View Full Version : [ubuntu] Can I install on a disk with bad sectors?

December 29th, 2008, 09:28 AM
Ubuntu 8.10, Sony Vaio Laptop VGN-FZ180E, currently w/ Windows Vista.

The installer can't resize the windows partition, because it says there are bad sectors. Ahah, perhaps that is why this laptop has been running so poorly in the first place!

We went back to windows and ran CHKDSK /f /r on the drive. Chkdsk found some bad sectors, and claims to have repaired everything successfully.

However, GParted still shows bad sectors and won't allow us to resize the partition.

1. I know one bad sector often begets more, and is a sign of a dying drive; but other times it's just one or two bad ones, and the rest of the drive works fine for quite a while still. Given that, if Chkdsk (which I assume is something like fsck and badblocks? ) passes, should the drive appear clean enough to GParted or will GParted never allow me to resize it once there are some bad bocks?

2. GParted says I can run give ntfsresize a flag to force it to resize a partition even if it has bad blocks. Can that be done from inside GParted or does it have to be done manually from the terminal?

3. If so, can someone point me to some good, clear instructions on how to resize an ntfs filesystem and partition from the command line? the man pages are ok but I want to make sure I don't destroy this drive, since it's not mine.


December 29th, 2008, 09:32 AM
Vista has it's own partitioning utilty. Give that a try and see if you can partition the drive:

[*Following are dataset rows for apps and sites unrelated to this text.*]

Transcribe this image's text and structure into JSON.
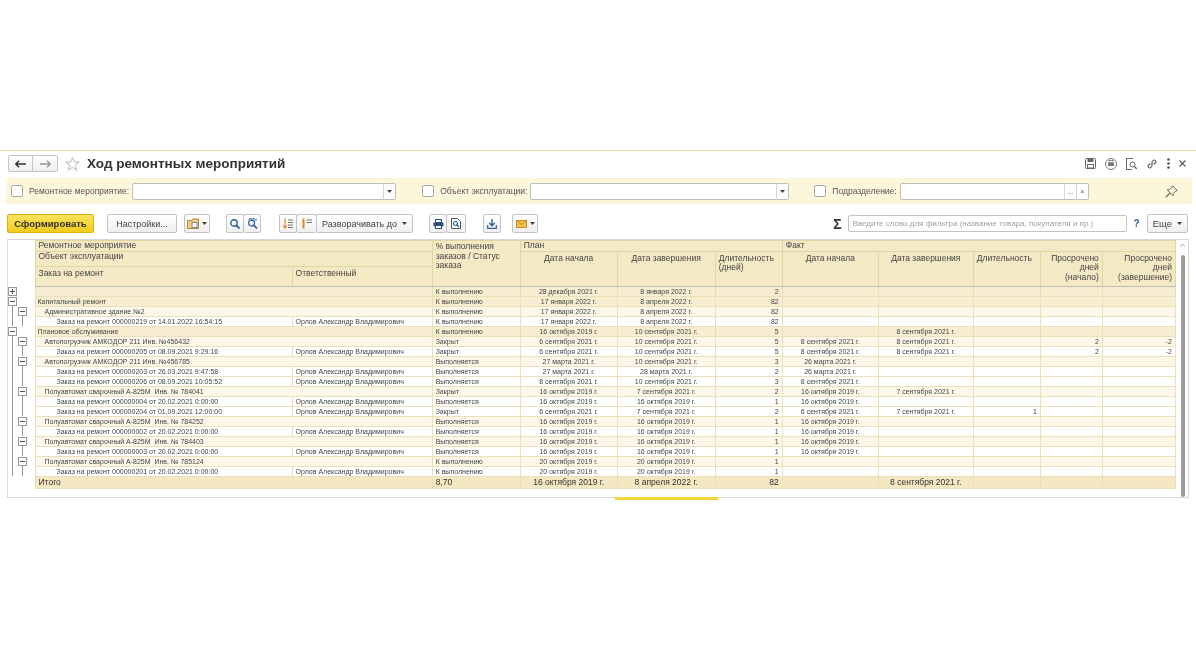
{
  "window": {
    "title": "Ход ремонтных мероприятий"
  },
  "filters": [
    {
      "label": "Ремонтное мероприятие:",
      "checked": false,
      "kind": "dropdown"
    },
    {
      "label": "Объект эксплуатации:",
      "checked": false,
      "kind": "dropdown"
    },
    {
      "label": "Подразделение:",
      "checked": false,
      "kind": "choice",
      "choose_button": "...",
      "clear_button": "×"
    }
  ],
  "toolbar": {
    "generate_button": "Сформировать",
    "settings_button": "Настройки...",
    "expand_button": "Разворачивать до",
    "sum_sign": "Σ",
    "search": {
      "placeholder": "Введите слово для фильтра (название товара, покупателя и пр.)"
    },
    "help_link": "?",
    "more_button": "Еще"
  },
  "table": {
    "header": {
      "group_levels": [
        "Ремонтное мероприятие",
        "Объект эксплуатации"
      ],
      "order_column": "Заказ на ремонт",
      "responsible_column": "Ответственный",
      "status_column": "% выполнения заказов / Статус заказа",
      "plan": {
        "title": "План",
        "columns": [
          "Дата начала",
          "Дата завершения",
          "Длительность (дней)"
        ]
      },
      "fact": {
        "title": "Факт",
        "columns": [
          "Дата начала",
          "Дата завершения",
          "Длительность",
          "Просрочено дней (начало)",
          "Просрочено дней (завершение)"
        ]
      }
    },
    "rows": [
      {
        "expanded": false,
        "status": "К выполнению",
        "plan_start": "28 декабря 2021 г.",
        "plan_end": "8 января 2022 г.",
        "plan_days": "2"
      },
      {
        "name": "Капитальный ремонт",
        "expanded": true,
        "status": "К выполнению",
        "plan_start": "17 января 2022 г.",
        "plan_end": "8 апреля 2022 г.",
        "plan_days": "82",
        "children": [
          {
            "name": "Административное здание №2",
            "expanded": true,
            "status": "К выполнению",
            "plan_start": "17 января 2022 г.",
            "plan_end": "8 апреля 2022 г.",
            "plan_days": "82",
            "children": [
              {
                "name": "Заказ на ремонт 000000219 от 14.01.2022 16:54:15",
                "responsible": "Орлов Александр Владимирович",
                "status": "К выполнению",
                "plan_start": "17 января 2022 г.",
                "plan_end": "8 апреля 2022 г.",
                "plan_days": "82"
              }
            ]
          }
        ]
      },
      {
        "name": "Плановое обслуживание",
        "expanded": true,
        "status": "К выполнению",
        "plan_start": "16 октября 2019 г.",
        "plan_end": "10 сентября 2021 г.",
        "plan_days": "5",
        "fact_end": "8 сентября 2021 г.",
        "children": [
          {
            "name": "Автопогрузчик АМКОДОР 211 Инв. №456432",
            "expanded": true,
            "status": "Закрыт",
            "plan_start": "6 сентября 2021 г.",
            "plan_end": "10 сентября 2021 г.",
            "plan_days": "5",
            "fact_start": "8 сентября 2021 г.",
            "fact_end": "8 сентября 2021 г.",
            "overdue_start_days": "2",
            "overdue_end_days": "-2",
            "children": [
              {
                "name": "Заказ на ремонт 000000205 от 08.09.2021 9:29:16",
                "responsible": "Орлов Александр Владимирович",
                "status": "Закрыт",
                "plan_start": "6 сентября 2021 г.",
                "plan_end": "10 сентября 2021 г.",
                "plan_days": "5",
                "fact_start": "8 сентября 2021 г.",
                "fact_end": "8 сентября 2021 г.",
                "overdue_start_days": "2",
                "overdue_end_days": "-2"
              }
            ]
          },
          {
            "name": "Автопогрузчик АМКОДОР 211 Инв. №456785",
            "expanded": true,
            "status": "Выполняется",
            "plan_start": "27 марта 2021 г.",
            "plan_end": "10 сентября 2021 г.",
            "plan_days": "3",
            "fact_start": "26 марта 2021 г.",
            "children": [
              {
                "name": "Заказ на ремонт 000000203 от 26.03.2021 9:47:58",
                "responsible": "Орлов Александр Владимирович",
                "status": "Выполняется",
                "plan_start": "27 марта 2021 г.",
                "plan_end": "28 марта 2021 г.",
                "plan_days": "2",
                "fact_start": "26 марта 2021 г."
              },
              {
                "name": "Заказ на ремонт 000000206 от 08.09.2021 10:05:52",
                "responsible": "Орлов Александр Владимирович",
                "status": "Выполняется",
                "plan_start": "8 сентября 2021 г.",
                "plan_end": "10 сентября 2021 г.",
                "plan_days": "3",
                "fact_start": "8 сентября 2021 г."
              }
            ]
          },
          {
            "name": "Полуавтомат сварочный А-825М  Инв. № 784041",
            "expanded": true,
            "status": "Закрыт",
            "plan_start": "16 октября 2019 г.",
            "plan_end": "7 сентября 2021 г.",
            "plan_days": "2",
            "fact_start": "16 октября 2019 г.",
            "fact_end": "7 сентября 2021 г.",
            "children": [
              {
                "name": "Заказ на ремонт 000000004 от 20.02.2021 0:00:00",
                "responsible": "Орлов Александр Владимирович",
                "status": "Выполняется",
                "plan_start": "16 октября 2019 г.",
                "plan_end": "16 октября 2019 г.",
                "plan_days": "1",
                "fact_start": "16 октября 2019 г."
              },
              {
                "name": "Заказ на ремонт 000000204 от 01.09.2021 12:00:00",
                "responsible": "Орлов Александр Владимирович",
                "status": "Закрыт",
                "plan_start": "6 сентября 2021 г.",
                "plan_end": "7 сентября 2021 г.",
                "plan_days": "2",
                "fact_start": "6 сентября 2021 г.",
                "fact_end": "7 сентября 2021 г.",
                "fact_days": "1"
              }
            ]
          },
          {
            "name": "Полуавтомат сварочный А-825М  Инв. № 784252",
            "expanded": true,
            "status": "Выполняется",
            "plan_start": "16 октября 2019 г.",
            "plan_end": "16 октября 2019 г.",
            "plan_days": "1",
            "fact_start": "16 октября 2019 г.",
            "children": [
              {
                "name": "Заказ на ремонт 000000002 от 20.02.2021 0:00:00",
                "responsible": "Орлов Александр Владимирович",
                "status": "Выполняется",
                "plan_start": "16 октября 2019 г.",
                "plan_end": "16 октября 2019 г.",
                "plan_days": "1",
                "fact_start": "16 октября 2019 г."
              }
            ]
          },
          {
            "name": "Полуавтомат сварочный А-825М  Инв. № 784403",
            "expanded": true,
            "status": "Выполняется",
            "plan_start": "16 октября 2019 г.",
            "plan_end": "16 октября 2019 г.",
            "plan_days": "1",
            "fact_start": "16 октября 2019 г.",
            "children": [
              {
                "name": "Заказ на ремонт 000000003 от 20.02.2021 0:00:00",
                "responsible": "Орлов Александр Владимирович",
                "status": "Выполняется",
                "plan_start": "16 октября 2019 г.",
                "plan_end": "16 октября 2019 г.",
                "plan_days": "1",
                "fact_start": "16 октября 2019 г."
              }
            ]
          },
          {
            "name": "Полуавтомат сварочный А-825М  Инв. № 785124",
            "expanded": true,
            "status": "К выполнению",
            "plan_start": "20 октября 2019 г.",
            "plan_end": "20 октября 2019 г.",
            "plan_days": "1",
            "children": [
              {
                "name": "Заказ на ремонт 000000201 от 20.02.2021 0:00:00",
                "responsible": "Орлов Александр Владимирович",
                "status": "К выполнению",
                "plan_start": "20 октября 2019 г.",
                "plan_end": "20 октября 2019 г.",
                "plan_days": "1"
              }
            ]
          }
        ]
      }
    ],
    "total": {
      "label": "Итого",
      "status": "8,70",
      "plan_start": "16 октября 2019 г.",
      "plan_end": "8 апреля 2022 г.",
      "plan_days": "82",
      "fact_end": "8 сентября 2021 г."
    }
  }
}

December 30th, 2008, 07:03 PM
Yeah, we tried that, but ran into the same problem as the author of the article - the available shrink space was tiny (around 400MB) even with 60GB free, the drive defragged, and with paging, snapshots, etc. disabled. I'm amazed that they have the cajones to let you resize your boot partition while it's mounted, but I guess if Vista can stitch together panoramic photos it can do anything! :)

Meanwhile that laptop seems to be getting sicker: longer and longer boots, more freezes, slower file access ... we're going to just put a new hard drive in and go from there.

December 30th, 2008, 10:08 PM
I feel awful recommending a proprietary tool, but Spinrite has always served me well in the past in terms of handling bad sectors etc. One should pay for it, though - so unless you're regularly playing around with HDDs, it may well be cheaper & easier to get a new drive. Of course, there are free ways to acquire that software, but we couldn't condone those methods.